Copy each line of the data that has "time" in it.

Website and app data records
****
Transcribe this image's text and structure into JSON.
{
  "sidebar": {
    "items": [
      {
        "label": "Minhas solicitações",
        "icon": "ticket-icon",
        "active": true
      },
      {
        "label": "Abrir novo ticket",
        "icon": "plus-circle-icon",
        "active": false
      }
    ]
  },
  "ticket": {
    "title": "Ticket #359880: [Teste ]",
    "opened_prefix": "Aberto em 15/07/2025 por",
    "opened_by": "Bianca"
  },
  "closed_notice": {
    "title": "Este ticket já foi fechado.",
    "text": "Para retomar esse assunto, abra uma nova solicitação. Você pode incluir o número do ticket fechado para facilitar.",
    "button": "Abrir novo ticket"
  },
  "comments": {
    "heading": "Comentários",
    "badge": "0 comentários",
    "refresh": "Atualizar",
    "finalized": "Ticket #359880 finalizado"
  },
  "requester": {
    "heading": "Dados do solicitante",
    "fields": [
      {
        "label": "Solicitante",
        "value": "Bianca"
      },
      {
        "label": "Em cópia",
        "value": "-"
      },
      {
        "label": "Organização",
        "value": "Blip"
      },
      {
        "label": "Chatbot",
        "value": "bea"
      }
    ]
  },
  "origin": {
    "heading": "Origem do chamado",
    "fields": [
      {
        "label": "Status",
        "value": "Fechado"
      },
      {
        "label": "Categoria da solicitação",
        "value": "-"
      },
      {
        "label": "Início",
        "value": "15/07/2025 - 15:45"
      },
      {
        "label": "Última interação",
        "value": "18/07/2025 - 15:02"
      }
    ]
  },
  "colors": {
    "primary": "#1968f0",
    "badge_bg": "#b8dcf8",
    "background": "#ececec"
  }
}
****
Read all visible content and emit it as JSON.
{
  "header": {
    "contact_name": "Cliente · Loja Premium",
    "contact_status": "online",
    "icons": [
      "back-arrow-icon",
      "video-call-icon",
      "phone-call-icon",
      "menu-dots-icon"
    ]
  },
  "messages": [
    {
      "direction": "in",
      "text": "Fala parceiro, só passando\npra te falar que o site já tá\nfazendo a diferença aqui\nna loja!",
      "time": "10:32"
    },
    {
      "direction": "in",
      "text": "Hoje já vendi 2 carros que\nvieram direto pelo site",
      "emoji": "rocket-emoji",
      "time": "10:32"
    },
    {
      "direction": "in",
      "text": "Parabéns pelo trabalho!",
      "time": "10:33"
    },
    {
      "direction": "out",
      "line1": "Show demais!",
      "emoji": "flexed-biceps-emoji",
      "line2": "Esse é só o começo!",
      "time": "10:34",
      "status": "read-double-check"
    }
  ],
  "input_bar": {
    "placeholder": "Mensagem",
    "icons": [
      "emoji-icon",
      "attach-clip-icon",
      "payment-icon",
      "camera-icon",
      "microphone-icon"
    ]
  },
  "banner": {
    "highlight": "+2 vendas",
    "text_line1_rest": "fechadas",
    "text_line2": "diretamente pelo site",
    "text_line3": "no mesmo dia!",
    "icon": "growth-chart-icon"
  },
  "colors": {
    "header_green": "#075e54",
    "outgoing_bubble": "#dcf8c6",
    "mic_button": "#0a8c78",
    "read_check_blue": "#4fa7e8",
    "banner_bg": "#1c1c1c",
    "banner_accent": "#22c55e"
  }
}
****
- **Result for this task**
      "time": "10:32"
      "time": "10:32"
      "time": "10:33"
      "time": "10:34",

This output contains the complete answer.